> Work task: Word for word, and without a single picture, repeat the entries.
[Supplied entries Boundary: Start]
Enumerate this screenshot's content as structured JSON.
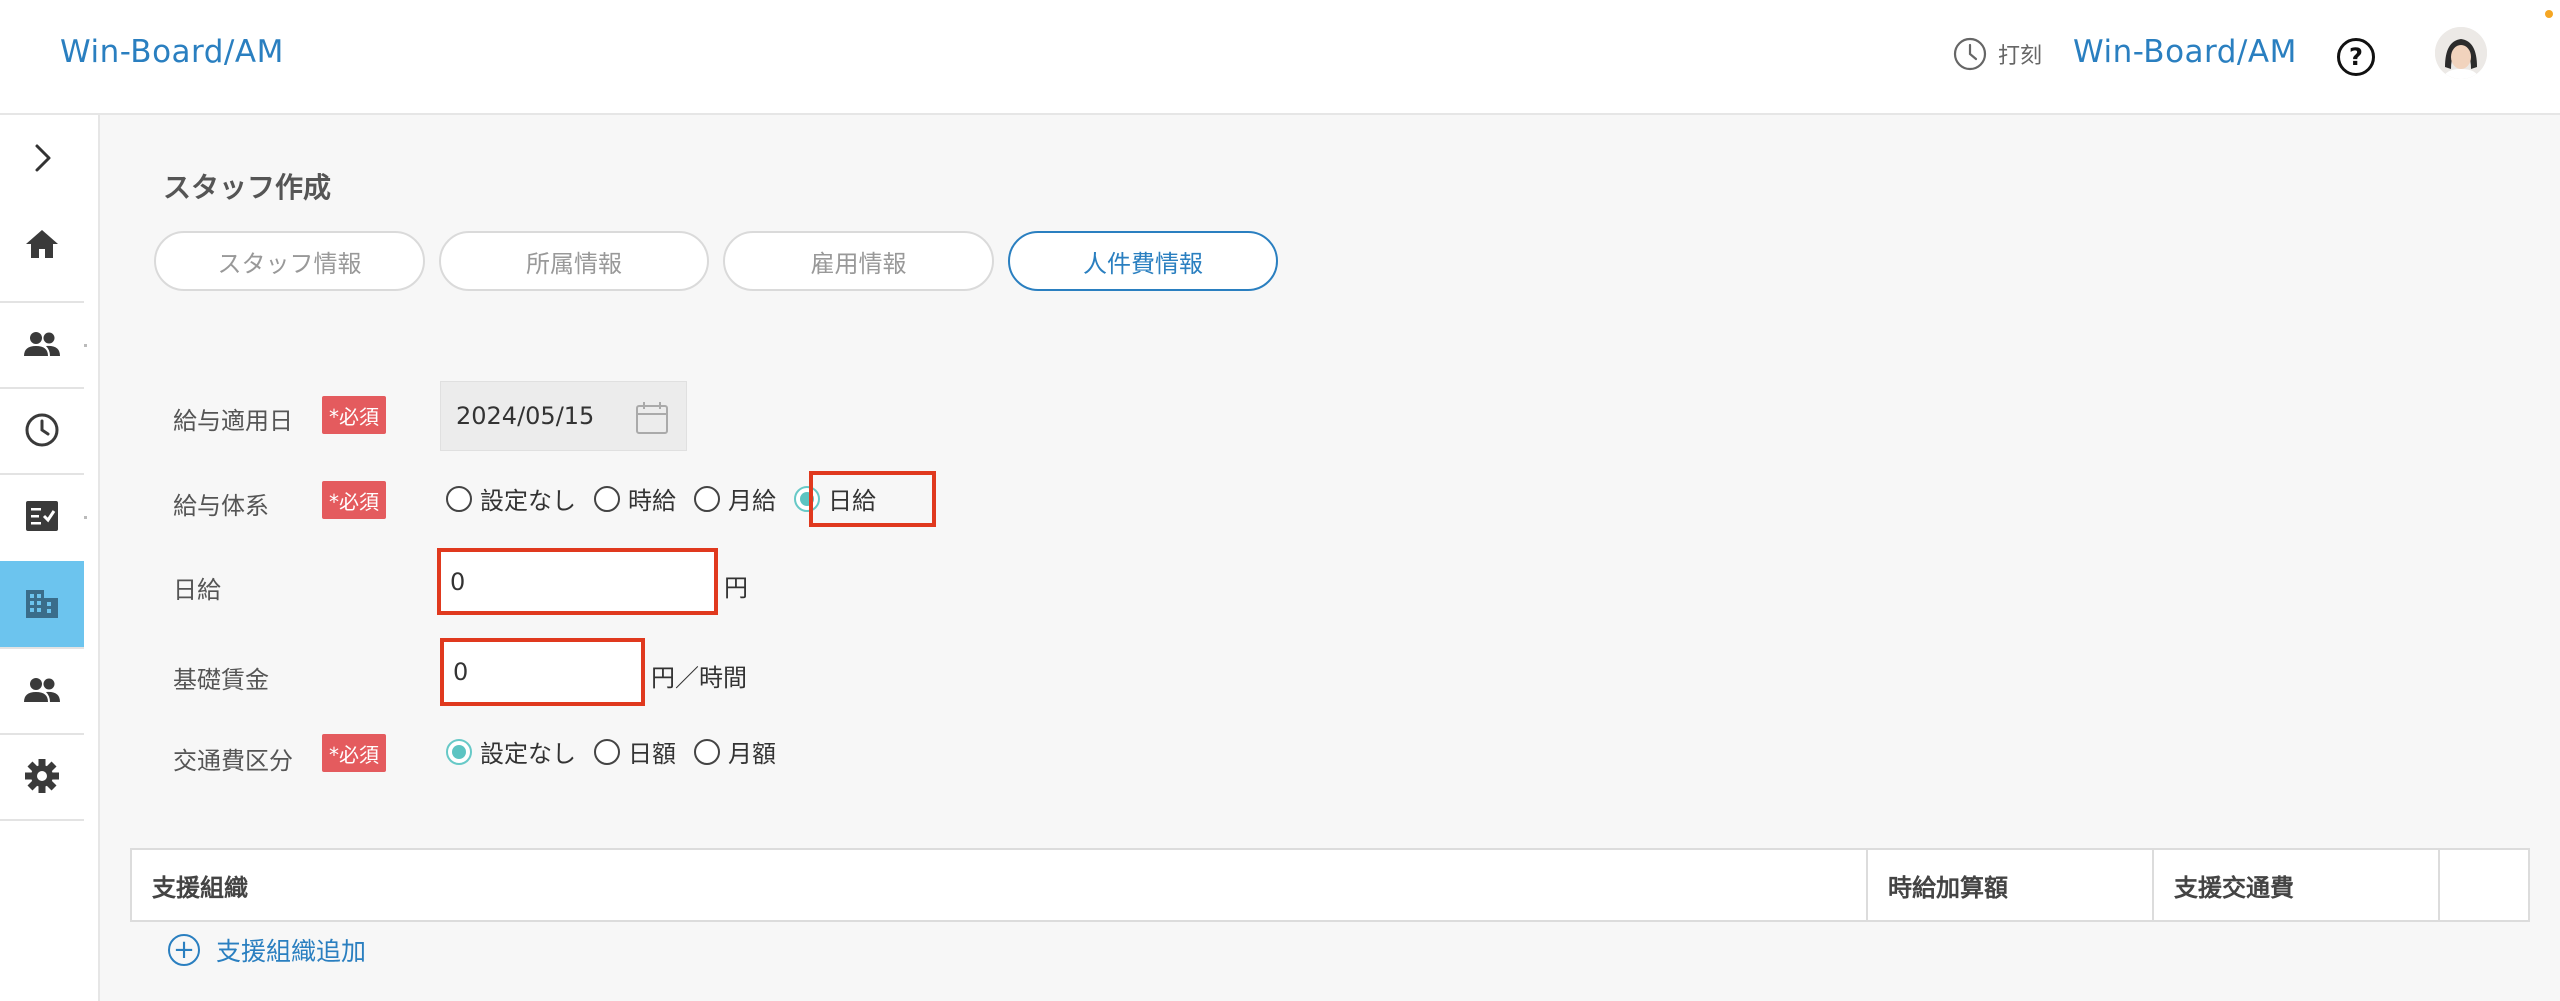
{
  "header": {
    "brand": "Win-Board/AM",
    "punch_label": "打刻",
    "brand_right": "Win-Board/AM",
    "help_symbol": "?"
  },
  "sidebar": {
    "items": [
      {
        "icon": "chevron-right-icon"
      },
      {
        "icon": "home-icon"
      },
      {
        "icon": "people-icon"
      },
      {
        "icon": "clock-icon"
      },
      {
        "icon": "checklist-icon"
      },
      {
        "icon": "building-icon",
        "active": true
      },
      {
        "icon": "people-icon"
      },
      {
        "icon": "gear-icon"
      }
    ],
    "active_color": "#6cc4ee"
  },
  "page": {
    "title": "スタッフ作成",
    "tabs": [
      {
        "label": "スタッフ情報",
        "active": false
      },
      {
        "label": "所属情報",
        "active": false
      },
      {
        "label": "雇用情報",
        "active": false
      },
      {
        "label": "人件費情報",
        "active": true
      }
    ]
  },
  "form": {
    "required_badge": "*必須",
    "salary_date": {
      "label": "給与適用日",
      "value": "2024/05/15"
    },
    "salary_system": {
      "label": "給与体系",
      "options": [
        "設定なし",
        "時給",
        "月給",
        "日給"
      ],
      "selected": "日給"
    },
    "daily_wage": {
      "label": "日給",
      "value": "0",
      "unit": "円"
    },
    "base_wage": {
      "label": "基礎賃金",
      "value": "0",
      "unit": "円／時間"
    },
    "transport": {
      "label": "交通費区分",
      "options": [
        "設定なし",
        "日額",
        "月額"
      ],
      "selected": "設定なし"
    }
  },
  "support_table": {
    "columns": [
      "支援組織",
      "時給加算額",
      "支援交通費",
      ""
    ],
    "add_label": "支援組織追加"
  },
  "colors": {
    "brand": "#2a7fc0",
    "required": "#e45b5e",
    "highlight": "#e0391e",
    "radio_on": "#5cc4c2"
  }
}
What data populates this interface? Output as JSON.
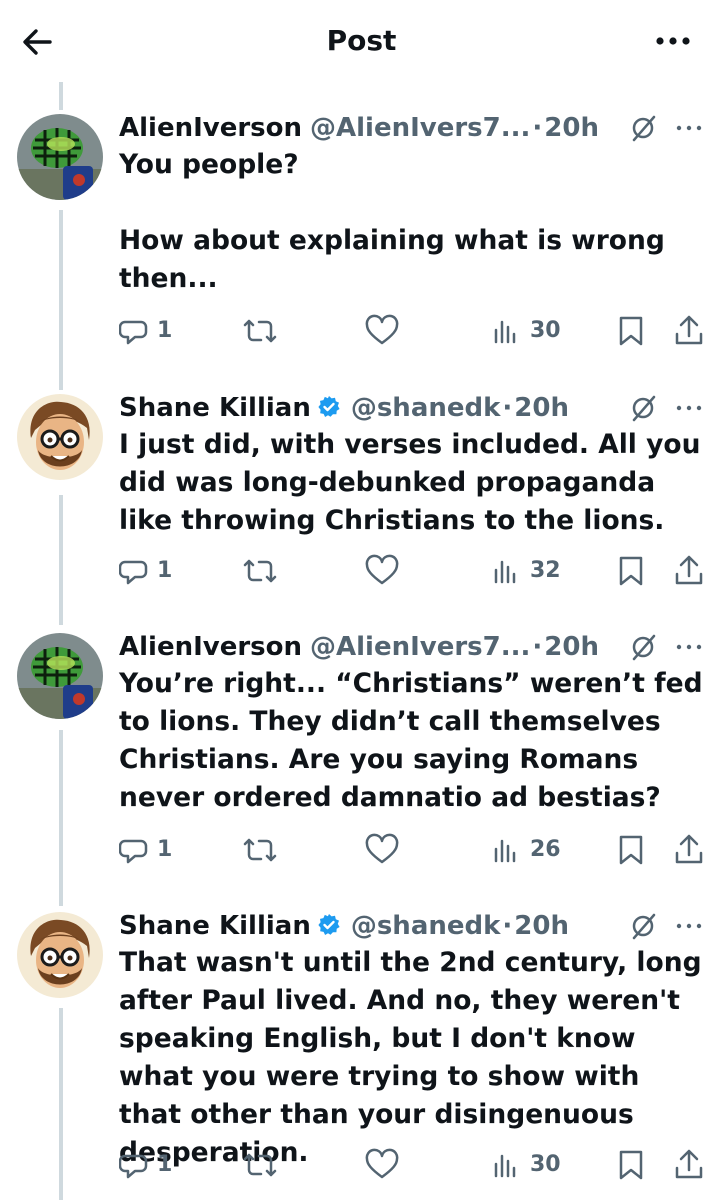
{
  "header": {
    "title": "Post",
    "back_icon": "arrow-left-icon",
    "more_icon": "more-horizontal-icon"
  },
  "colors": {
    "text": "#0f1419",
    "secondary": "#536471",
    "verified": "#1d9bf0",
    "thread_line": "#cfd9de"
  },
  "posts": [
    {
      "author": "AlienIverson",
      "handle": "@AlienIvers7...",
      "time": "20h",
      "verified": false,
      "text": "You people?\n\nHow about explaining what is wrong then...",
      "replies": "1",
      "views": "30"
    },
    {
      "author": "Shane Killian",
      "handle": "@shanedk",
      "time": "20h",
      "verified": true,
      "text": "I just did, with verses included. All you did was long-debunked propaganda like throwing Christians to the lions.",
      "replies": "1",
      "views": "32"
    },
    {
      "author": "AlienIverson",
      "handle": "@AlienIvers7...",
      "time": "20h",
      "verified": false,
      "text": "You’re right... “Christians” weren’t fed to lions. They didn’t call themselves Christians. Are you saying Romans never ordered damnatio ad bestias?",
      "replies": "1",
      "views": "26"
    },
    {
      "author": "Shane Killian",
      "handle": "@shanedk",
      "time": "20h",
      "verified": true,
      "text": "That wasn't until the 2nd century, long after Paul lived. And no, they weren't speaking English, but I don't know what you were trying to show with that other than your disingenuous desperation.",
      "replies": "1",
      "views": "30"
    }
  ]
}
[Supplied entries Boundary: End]
> Output for this exercise:
Enumerate this screenshot's content as structured JSON.
{
  "header": {
    "brand": "Win-Board/AM",
    "punch_label": "打刻",
    "brand_right": "Win-Board/AM",
    "help_symbol": "?"
  },
  "sidebar": {
    "items": [
      {
        "icon": "chevron-right-icon"
      },
      {
        "icon": "home-icon"
      },
      {
        "icon": "people-icon"
      },
      {
        "icon": "clock-icon"
      },
      {
        "icon": "checklist-icon"
      },
      {
        "icon": "building-icon",
        "active": true
      },
      {
        "icon": "people-icon"
      },
      {
        "icon": "gear-icon"
      }
    ],
    "active_color": "#6cc4ee"
  },
  "page": {
    "title": "スタッフ作成",
    "tabs": [
      {
        "label": "スタッフ情報",
        "active": false
      },
      {
        "label": "所属情報",
        "active": false
      },
      {
        "label": "雇用情報",
        "active": false
      },
      {
        "label": "人件費情報",
        "active": true
      }
    ]
  },
  "form": {
    "required_badge": "*必須",
    "salary_date": {
      "label": "給与適用日",
      "value": "2024/05/15"
    },
    "salary_system": {
      "label": "給与体系",
      "options": [
        "設定なし",
        "時給",
        "月給",
        "日給"
      ],
      "selected": "日給"
    },
    "daily_wage": {
      "label": "日給",
      "value": "0",
      "unit": "円"
    },
    "base_wage": {
      "label": "基礎賃金",
      "value": "0",
      "unit": "円／時間"
    },
    "transport": {
      "label": "交通費区分",
      "options": [
        "設定なし",
        "日額",
        "月額"
      ],
      "selected": "設定なし"
    }
  },
  "support_table": {
    "columns": [
      "支援組織",
      "時給加算額",
      "支援交通費",
      ""
    ],
    "add_label": "支援組織追加"
  },
  "colors": {
    "brand": "#2a7fc0",
    "required": "#e45b5e",
    "highlight": "#e0391e",
    "radio_on": "#5cc4c2"
  }
}
What data populates this interface? Output as JSON.
{
  "header": {
    "title": "Post",
    "back_icon": "arrow-left-icon",
    "more_icon": "more-horizontal-icon"
  },
  "colors": {
    "text": "#0f1419",
    "secondary": "#536471",
    "verified": "#1d9bf0",
    "thread_line": "#cfd9de"
  },
  "posts": [
    {
      "author": "AlienIverson",
      "handle": "@AlienIvers7...",
      "time": "20h",
      "verified": false,
      "text": "You people?\n\nHow about explaining what is wrong then...",
      "replies": "1",
      "views": "30"
    },
    {
      "author": "Shane Killian",
      "handle": "@shanedk",
      "time": "20h",
      "verified": true,
      "text": "I just did, with verses included. All you did was long-debunked propaganda like throwing Christians to the lions.",
      "replies": "1",
      "views": "32"
    },
    {
      "author": "AlienIverson",
      "handle": "@AlienIvers7...",
      "time": "20h",
      "verified": false,
      "text": "You’re right... “Christians” weren’t fed to lions. They didn’t call themselves Christians. Are you saying Romans never ordered damnatio ad bestias?",
      "replies": "1",
      "views": "26"
    },
    {
      "author": "Shane Killian",
      "handle": "@shanedk",
      "time": "20h",
      "verified": true,
      "text": "That wasn't until the 2nd century, long after Paul lived. And no, they weren't speaking English, but I don't know what you were trying to show with that other than your disingenuous desperation.",
      "replies": "1",
      "views": "30"
    }
  ]
}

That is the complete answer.